The steering, as production editor Jennifer Misaros noted, is “perfect, with just the right amount of weight.” The handling is terrific, too, if you use lift-throttle oversteer to dial out an initial tendency to run wide in corners. Once you’ve got the tail slightly out of line and nail the throttle, the Scooby-Doo grips and goes in a nicely balanced drift. Subaru offers an optional performance suspension package–springs, struts, and an anti-roll bar for the wagon ($1500), plus new control arms for the sedan ($1800)–which one of our readers heartily endorsed as a means of banishing understeer. The brakes are pretty good, although the American-spec WRX has two-piston front calipers in place of the four-pot items that the rest of the world gets. Presumably, this was done to help get the car in below the $25,000 price point.

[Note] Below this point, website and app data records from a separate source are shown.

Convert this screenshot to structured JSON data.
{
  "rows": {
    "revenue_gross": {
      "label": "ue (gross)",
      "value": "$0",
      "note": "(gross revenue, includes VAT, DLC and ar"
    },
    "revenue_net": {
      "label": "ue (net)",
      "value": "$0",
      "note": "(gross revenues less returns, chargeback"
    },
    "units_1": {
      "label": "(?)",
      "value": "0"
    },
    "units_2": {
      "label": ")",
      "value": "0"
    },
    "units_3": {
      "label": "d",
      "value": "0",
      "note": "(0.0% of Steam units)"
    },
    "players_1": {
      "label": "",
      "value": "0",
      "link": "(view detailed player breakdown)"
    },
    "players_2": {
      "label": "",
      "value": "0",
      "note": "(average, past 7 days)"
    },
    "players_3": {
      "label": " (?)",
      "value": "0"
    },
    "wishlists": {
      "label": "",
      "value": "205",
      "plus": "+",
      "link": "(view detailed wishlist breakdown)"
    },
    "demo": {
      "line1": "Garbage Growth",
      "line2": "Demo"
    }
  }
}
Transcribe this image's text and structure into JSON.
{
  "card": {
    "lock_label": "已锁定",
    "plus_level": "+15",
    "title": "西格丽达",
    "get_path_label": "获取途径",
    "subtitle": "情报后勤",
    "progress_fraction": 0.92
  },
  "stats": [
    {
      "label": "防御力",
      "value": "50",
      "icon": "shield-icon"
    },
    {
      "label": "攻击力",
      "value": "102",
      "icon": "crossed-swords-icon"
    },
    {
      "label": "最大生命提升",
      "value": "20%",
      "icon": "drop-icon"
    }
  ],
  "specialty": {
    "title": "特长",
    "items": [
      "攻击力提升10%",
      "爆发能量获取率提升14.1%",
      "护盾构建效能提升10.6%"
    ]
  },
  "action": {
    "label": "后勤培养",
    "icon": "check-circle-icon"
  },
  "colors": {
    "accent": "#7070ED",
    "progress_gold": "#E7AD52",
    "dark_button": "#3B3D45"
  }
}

All this entertainment isn’t at the expense of civility. The WRX won’t be confused with a Buick on the highway, but as Davis said after trekking to New York and back: “Its most astonishing quality is its ride comfort. We expect it to be fast, and we expect it to maneuver with a lot of self-assurance, but we don’t expect it to ride like a far more expensive touring sedan. It is really an astonishingly good road car.”
Some of our drivers noted that the WRX looks a bit cheap inside (as did our readers), yet nothing broke or fell off in 29,453 miles of heavy service. The interior trim, paint, and alloy wheels all lasted well. It was inexpensive to run for a performance car, with all four scheduled maintenance stops totaling $556.56. The 23-mpg overall fuel consumption was heavier than we expected, however.
So, the Subaru certainly lived up to its Automobile of the Year status. Nothing, but nothing, went wrong with it, and there weren’t even any recalls. For people like me–a driving enthusiast who needs practicality and all-season drivability and who doesn’t like spending an enormous sum on an everyday car, as opposed to a toy–it’s perfect. And it seems that Subaru has found an awful lot of people out there who think the same way.